[Excerpts from an interface dataset]

== Segment start ==

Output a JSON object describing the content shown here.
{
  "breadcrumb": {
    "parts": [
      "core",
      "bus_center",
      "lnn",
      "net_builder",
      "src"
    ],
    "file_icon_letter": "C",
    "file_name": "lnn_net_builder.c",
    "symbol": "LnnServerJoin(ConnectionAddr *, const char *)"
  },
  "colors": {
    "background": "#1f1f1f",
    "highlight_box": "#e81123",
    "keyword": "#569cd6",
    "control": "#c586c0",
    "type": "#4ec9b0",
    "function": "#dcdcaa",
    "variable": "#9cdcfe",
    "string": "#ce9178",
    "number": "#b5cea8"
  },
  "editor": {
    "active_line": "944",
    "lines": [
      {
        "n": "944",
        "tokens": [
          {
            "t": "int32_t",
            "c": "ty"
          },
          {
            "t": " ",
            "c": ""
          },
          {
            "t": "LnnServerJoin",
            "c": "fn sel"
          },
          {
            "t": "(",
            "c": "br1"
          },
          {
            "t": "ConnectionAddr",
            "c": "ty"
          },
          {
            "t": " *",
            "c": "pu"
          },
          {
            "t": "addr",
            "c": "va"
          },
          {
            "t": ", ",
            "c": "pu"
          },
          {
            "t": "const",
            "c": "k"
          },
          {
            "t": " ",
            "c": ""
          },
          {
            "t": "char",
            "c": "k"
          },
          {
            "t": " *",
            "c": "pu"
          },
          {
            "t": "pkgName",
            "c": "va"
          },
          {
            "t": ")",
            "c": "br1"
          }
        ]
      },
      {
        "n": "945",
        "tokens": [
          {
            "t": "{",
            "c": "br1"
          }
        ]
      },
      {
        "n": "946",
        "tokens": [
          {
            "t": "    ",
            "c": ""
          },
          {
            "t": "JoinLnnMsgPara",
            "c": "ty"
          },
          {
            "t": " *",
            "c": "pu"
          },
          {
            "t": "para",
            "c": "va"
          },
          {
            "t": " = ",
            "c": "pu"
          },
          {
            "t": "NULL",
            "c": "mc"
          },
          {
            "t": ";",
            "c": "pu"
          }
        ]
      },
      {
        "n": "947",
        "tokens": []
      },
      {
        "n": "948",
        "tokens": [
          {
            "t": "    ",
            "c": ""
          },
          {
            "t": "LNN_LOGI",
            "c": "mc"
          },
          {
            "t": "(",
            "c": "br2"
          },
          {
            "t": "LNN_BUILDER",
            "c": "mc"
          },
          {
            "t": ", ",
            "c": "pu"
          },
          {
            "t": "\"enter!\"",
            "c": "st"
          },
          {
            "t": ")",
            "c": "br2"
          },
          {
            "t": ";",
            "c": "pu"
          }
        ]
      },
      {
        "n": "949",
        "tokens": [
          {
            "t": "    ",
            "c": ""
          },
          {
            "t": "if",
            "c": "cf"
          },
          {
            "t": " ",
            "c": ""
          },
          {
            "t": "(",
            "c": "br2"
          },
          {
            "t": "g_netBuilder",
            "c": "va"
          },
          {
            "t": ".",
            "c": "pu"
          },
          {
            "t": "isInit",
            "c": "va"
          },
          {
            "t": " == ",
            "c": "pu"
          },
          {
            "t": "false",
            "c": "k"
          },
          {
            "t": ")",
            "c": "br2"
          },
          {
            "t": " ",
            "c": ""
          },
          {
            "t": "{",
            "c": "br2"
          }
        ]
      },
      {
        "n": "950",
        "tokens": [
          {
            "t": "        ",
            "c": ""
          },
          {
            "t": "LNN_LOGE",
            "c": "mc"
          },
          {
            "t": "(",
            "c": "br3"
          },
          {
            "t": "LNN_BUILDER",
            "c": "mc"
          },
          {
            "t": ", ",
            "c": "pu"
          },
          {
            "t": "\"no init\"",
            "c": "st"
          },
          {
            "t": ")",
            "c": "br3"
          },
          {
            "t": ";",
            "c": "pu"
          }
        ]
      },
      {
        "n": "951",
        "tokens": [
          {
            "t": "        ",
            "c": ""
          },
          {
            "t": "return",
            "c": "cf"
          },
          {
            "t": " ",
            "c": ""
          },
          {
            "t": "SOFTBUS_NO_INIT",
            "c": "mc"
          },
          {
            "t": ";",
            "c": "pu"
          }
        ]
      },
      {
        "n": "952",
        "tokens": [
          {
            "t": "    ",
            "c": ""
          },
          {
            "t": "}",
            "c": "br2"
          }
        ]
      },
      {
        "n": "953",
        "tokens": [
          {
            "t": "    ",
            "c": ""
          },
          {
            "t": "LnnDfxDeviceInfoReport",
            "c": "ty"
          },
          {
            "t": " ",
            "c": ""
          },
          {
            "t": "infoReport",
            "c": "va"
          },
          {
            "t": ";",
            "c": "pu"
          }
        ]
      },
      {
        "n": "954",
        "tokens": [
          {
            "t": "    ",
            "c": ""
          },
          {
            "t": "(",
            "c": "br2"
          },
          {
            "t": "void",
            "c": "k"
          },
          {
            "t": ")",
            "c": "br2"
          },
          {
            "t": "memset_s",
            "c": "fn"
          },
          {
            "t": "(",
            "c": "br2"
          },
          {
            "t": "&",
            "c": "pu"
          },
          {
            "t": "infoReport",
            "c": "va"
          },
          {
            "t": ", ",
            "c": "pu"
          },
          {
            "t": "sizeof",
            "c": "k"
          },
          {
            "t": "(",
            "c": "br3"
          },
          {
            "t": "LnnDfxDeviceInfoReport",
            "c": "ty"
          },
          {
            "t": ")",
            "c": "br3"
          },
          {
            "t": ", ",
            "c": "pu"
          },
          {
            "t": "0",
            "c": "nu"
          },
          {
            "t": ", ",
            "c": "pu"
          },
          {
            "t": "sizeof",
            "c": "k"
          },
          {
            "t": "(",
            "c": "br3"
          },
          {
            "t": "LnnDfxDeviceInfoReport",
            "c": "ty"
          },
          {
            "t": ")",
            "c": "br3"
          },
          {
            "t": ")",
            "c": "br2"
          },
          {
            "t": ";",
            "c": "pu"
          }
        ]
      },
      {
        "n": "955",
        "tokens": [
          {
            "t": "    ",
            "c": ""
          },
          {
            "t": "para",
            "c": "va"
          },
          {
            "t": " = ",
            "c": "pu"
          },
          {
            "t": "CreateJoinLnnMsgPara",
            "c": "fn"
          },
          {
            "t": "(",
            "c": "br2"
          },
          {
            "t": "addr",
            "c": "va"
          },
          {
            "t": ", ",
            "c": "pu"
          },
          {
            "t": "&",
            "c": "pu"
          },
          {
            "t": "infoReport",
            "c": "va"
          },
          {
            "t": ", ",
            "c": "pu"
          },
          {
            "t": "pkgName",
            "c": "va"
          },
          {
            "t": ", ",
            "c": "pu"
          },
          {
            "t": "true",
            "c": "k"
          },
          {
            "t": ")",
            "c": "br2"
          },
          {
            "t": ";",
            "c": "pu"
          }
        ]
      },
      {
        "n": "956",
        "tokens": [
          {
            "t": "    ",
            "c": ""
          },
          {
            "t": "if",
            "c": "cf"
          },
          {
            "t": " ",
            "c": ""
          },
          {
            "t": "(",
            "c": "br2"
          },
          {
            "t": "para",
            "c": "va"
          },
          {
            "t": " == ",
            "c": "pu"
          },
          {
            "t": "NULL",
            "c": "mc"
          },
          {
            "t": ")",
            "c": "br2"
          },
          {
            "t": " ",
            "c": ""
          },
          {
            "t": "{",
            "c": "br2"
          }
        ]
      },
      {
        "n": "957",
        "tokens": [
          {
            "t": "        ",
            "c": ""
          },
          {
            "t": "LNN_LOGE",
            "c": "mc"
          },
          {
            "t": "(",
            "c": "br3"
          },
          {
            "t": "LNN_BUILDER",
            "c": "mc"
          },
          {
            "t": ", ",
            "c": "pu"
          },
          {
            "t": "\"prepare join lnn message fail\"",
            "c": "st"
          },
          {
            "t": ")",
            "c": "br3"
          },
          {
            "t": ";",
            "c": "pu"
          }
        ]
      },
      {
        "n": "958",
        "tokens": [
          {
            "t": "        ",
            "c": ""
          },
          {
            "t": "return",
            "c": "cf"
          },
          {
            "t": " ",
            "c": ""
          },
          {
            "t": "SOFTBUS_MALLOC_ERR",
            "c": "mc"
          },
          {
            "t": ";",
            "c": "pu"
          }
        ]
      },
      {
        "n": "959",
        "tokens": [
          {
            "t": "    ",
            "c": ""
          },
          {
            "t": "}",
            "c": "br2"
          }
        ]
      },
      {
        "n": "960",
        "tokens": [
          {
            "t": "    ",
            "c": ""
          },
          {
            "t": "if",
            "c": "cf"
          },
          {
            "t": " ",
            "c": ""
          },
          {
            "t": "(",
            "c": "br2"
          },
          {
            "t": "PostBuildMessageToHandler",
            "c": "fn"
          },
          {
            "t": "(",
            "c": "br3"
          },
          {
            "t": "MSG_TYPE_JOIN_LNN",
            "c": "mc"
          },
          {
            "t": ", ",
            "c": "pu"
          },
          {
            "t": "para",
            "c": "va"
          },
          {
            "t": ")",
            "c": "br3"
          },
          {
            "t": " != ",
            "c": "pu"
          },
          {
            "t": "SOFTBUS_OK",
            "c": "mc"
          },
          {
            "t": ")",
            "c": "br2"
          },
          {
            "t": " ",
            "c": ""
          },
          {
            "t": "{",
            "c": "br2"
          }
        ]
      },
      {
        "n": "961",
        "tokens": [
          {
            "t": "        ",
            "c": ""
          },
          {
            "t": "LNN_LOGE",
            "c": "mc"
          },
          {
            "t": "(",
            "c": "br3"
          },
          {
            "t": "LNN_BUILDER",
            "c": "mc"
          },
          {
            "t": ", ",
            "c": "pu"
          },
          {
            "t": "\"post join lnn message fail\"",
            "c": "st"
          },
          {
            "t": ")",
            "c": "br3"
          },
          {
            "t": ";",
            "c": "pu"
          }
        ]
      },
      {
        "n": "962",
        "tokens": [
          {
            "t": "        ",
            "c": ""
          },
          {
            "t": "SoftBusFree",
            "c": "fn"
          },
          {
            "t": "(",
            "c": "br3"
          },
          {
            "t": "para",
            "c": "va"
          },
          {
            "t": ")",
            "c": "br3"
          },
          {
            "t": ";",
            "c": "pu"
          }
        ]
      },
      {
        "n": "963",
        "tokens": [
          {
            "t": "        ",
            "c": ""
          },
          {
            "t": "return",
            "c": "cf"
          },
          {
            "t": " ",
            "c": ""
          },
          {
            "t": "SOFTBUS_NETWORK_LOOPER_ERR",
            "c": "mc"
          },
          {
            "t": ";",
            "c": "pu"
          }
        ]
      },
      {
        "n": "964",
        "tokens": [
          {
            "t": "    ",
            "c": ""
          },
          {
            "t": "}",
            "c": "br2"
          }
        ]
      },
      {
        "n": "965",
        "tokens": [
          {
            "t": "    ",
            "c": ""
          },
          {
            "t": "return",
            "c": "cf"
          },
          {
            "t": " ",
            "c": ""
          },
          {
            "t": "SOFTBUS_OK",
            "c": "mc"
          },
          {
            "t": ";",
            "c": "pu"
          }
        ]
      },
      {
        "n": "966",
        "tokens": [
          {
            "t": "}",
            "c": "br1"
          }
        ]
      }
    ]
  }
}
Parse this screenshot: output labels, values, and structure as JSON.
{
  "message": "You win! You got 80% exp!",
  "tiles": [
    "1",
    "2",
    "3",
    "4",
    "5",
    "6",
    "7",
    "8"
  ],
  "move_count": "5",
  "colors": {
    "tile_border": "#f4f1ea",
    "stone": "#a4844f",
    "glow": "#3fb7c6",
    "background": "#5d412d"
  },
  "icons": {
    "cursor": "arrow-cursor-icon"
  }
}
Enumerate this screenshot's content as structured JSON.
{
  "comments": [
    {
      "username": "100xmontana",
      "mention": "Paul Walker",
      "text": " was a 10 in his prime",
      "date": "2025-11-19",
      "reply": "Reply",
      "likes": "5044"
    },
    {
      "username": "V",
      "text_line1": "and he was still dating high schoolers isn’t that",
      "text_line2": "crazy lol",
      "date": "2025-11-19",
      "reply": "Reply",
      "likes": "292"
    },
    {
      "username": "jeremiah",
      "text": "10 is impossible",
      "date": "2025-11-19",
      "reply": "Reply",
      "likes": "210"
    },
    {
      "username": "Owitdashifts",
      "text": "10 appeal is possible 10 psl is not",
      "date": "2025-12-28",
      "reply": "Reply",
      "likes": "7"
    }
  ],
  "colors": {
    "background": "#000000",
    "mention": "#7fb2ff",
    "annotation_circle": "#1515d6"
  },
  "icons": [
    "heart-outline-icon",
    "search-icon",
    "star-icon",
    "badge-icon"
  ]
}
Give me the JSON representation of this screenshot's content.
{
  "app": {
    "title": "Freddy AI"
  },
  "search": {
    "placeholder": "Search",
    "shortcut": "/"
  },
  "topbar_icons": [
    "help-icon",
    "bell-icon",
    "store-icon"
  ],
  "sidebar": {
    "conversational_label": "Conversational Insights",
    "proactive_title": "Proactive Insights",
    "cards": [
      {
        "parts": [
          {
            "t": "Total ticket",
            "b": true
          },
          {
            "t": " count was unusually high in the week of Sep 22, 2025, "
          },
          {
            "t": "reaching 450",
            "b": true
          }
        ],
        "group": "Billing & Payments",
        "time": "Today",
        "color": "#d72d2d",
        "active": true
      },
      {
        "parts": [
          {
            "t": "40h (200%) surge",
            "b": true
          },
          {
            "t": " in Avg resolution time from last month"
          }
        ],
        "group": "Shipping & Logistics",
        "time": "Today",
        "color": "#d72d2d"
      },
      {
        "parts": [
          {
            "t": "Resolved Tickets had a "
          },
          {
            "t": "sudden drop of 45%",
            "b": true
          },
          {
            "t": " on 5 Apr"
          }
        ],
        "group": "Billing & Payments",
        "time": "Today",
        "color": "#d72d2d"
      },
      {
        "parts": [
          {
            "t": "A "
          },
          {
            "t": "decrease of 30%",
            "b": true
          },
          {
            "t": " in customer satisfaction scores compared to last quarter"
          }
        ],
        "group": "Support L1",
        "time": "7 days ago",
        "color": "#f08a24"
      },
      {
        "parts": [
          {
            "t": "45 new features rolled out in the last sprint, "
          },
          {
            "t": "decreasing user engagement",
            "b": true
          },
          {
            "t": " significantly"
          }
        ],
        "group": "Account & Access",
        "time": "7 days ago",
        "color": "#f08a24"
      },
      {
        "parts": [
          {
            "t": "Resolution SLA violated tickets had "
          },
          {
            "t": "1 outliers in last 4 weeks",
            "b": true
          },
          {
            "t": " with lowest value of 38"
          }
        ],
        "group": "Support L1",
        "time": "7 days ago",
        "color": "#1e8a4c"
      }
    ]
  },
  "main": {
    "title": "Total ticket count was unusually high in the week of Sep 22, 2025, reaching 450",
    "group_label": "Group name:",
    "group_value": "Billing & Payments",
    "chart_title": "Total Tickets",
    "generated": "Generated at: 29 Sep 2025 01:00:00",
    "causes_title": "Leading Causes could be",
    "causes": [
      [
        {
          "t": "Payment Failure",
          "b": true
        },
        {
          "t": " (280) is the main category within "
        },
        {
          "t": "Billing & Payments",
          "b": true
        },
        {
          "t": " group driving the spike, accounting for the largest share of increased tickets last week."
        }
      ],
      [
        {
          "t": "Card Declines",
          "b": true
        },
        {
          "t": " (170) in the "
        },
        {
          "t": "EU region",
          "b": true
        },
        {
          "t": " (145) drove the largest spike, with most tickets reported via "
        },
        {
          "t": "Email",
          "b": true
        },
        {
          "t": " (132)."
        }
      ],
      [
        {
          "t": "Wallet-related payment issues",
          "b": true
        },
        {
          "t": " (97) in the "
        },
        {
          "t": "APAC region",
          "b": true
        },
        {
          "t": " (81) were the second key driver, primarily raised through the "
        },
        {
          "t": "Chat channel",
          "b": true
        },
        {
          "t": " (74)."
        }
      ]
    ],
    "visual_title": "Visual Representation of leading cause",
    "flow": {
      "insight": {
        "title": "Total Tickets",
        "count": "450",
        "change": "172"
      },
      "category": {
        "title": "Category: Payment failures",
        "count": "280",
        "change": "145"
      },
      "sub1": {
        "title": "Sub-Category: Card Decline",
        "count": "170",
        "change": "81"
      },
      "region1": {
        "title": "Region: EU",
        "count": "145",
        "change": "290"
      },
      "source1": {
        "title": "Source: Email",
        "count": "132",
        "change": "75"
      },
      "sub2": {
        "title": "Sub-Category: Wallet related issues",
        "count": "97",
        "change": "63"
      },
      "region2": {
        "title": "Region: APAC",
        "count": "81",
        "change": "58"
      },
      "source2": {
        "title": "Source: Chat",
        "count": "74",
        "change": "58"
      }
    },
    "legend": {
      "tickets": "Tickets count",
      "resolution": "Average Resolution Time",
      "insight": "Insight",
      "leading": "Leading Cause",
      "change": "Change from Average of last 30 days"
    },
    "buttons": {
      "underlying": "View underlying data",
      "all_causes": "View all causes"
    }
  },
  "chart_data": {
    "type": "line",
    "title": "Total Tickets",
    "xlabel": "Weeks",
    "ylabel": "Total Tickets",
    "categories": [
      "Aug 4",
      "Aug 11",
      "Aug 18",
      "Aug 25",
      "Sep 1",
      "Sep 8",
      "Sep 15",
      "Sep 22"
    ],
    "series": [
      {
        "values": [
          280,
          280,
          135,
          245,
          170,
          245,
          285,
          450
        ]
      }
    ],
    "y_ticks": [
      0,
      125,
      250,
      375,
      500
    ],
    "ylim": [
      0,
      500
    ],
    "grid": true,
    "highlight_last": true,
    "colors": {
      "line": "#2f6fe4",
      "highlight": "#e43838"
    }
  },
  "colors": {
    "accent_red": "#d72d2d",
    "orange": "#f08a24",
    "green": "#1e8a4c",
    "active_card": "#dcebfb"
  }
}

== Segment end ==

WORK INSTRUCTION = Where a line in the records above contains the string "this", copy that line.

SOLVED EXERCISE =
Parse this screenshot: output labels, values, and structure as JSON.
Enumerate this screenshot's content as structured JSON.
Give me the JSON representation of this screenshot's content.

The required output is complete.